The Ballard administration has all the markings of such folks.  But, they also appear not to care to alter their ways in face of the new economic realities.

They have sold assets that could have been a source of revenue for generations to come.  They have made sweetheart deals with well connected developers and companies where few of the plans' details work to the benefit of the public and the taxpayers.  They cursed the previous administration, then outdid it in debt creation.

Now, they are proposing four new TIF districts - with few details yet known.  They are only saying that these areas were chosen because they may be future transportation hubs.  They are proposing to extend the biotech corridor further west on 16th Street and turn old Bush Stadium into apartments - again few details yet known.  The City has been busy trying to woo neighbors onto their bandwagon.

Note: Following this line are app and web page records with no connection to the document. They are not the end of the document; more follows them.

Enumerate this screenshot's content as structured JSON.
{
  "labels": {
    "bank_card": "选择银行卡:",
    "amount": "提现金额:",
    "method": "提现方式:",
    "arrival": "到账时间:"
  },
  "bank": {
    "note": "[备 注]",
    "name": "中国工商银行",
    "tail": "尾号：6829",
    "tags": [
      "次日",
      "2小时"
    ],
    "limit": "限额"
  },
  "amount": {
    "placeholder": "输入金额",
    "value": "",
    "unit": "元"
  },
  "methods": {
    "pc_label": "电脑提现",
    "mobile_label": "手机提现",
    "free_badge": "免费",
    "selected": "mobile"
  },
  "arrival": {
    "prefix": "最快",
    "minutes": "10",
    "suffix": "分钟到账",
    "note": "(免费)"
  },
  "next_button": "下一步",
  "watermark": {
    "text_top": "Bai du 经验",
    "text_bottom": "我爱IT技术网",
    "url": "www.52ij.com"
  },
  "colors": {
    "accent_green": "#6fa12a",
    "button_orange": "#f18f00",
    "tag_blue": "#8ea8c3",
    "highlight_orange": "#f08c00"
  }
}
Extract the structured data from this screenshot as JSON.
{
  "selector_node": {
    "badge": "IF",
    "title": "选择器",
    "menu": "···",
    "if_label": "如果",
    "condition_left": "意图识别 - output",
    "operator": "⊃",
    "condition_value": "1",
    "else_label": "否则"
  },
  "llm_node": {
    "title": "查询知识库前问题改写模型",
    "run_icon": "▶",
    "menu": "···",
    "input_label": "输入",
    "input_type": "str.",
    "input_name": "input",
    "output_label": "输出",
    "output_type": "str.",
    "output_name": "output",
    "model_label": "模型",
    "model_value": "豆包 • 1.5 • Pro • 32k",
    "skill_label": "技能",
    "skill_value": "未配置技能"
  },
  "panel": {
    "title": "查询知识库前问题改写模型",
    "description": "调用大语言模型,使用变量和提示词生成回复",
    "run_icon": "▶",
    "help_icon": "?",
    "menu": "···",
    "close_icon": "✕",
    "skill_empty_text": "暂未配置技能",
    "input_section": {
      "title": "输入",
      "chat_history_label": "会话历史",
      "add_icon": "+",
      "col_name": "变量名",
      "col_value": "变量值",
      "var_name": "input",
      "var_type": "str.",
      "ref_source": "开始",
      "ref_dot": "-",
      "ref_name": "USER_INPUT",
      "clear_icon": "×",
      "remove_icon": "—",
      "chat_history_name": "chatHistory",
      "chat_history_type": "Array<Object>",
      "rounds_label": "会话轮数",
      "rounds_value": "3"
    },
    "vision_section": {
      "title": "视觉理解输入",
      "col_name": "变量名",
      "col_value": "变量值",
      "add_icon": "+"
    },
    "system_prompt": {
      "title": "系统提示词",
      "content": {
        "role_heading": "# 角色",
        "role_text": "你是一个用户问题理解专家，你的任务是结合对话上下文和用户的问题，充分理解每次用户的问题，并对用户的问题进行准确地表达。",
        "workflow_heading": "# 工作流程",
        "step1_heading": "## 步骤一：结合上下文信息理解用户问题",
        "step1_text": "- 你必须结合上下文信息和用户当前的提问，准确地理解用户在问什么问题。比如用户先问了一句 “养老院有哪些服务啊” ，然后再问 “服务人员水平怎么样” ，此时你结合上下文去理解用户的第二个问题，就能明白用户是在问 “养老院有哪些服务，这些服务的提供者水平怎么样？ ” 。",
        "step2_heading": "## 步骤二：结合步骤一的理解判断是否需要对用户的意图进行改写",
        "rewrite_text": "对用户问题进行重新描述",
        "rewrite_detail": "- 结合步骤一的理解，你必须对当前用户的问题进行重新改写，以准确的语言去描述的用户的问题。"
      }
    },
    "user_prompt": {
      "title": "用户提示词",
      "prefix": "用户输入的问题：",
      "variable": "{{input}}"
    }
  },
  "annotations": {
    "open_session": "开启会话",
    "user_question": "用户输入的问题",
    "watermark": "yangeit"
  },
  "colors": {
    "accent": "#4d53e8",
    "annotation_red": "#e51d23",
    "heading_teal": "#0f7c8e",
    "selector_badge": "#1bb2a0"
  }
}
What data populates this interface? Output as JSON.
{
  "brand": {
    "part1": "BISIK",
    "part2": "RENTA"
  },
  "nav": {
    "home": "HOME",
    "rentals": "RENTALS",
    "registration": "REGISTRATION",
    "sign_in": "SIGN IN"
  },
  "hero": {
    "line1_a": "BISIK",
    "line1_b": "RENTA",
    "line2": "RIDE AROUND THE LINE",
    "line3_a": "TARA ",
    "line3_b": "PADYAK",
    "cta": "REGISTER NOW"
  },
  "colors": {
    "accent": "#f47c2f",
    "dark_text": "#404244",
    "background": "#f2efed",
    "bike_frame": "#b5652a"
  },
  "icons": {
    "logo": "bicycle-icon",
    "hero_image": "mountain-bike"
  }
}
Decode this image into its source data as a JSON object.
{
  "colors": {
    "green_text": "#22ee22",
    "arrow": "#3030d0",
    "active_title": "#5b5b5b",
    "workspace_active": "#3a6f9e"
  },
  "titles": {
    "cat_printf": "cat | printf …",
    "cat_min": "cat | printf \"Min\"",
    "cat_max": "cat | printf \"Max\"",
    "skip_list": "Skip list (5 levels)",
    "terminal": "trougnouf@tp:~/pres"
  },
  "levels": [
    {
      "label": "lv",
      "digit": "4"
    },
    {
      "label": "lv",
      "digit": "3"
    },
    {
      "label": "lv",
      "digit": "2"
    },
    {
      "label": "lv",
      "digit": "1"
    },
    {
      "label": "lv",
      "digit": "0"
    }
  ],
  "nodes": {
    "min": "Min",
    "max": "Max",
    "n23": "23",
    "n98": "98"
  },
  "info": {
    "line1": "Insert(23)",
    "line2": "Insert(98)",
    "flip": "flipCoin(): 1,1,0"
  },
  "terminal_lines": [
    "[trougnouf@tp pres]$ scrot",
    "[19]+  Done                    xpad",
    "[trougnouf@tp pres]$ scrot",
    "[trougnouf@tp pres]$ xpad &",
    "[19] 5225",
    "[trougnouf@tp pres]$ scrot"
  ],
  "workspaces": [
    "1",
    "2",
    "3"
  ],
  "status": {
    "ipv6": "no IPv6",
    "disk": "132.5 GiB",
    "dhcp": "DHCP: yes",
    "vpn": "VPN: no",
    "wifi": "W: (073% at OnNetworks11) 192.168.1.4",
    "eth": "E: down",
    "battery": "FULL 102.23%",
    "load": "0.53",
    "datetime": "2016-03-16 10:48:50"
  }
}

It is possible that these projects are beneficial and should receive wide support.  But, given the Ballard administration's proclivity for withholding pertinent financial details from the Council, the MDC, and the public and given their seeming inability to craft deals that actually benefit the public, a wise approach is to wait and see what the details really are.

How big a catchment area will be needed for each TIF district?  What types of projects will be funded?  What other collateral will be needed besides future tax revenues to underpin any bonds?  Who will the developer be?  Are they campaign donors or well connected individual firms?  Why can't they fund their projects without public subsidies?  How will any projects act as catalysts for future, private, investment?  How many city services will be required for the new development areas and how will those extra expenses be paid for?  Will the creation of the TIF district include language limiting its future uses and set a date certain by which the TIF will be retired?  Could the City craft a TIF district whereby only City/County taxes are redirected and where ALL future taxes that normally would flow to schools and township government continue to do so?

And, last but not least --  How much debt is going to be generated?  How much debt do we already have in Marion County? 

I can tell you that every neighborhood in Marion County feels that they have been left behind.  One would assume that, should these areas actually become future transportation hubs, that change alone would spur private development without the prior assistance of public dollars. 

But, all in all, as we have see time and time again with this administration - the devil is in the details.  Details that they do not want to disclose yet.  So, we will wait and as firm information is available, it will be discussed in this blog and hopefully all across Marion County.


Nicolas Martin said...

Ballard and "people who bought more house than they could afford" are merely practitioners of Keynesian economics. It's not debt, it's "investment."

If people like the editor of this blog believe that bologna at the federal level, then why not at the local and personal levels?

Citizen Kane said...

Anything that any party does that has nothing to do with providing basic services is merely a transfer of wealth from the masses to a few.

These purported transportation hubs can not exist without even more massive transfers of wealth from the "unigoved" suburbs to these inner-city areas that are dependent upon local, state and federal funds (transfer of wealth) to create projects that do not address problems, only mask them and move them elsewhere.

People from every economic class continually come to the government for handouts - some are okay with crumbs, but a selected few hold out for the big paydays.

If these projects were so great and worthwhile, someone would build them, without subsidy. These areas were abandoned unfortunately because of perverse policies that encourage sprawl development and a transfer of development costs from the developers to the general public (Read the last two chapters of "How the Economy was Lost" by Paul Craig Roberts.

It is a big game whereby unless your a player, you automatically lose.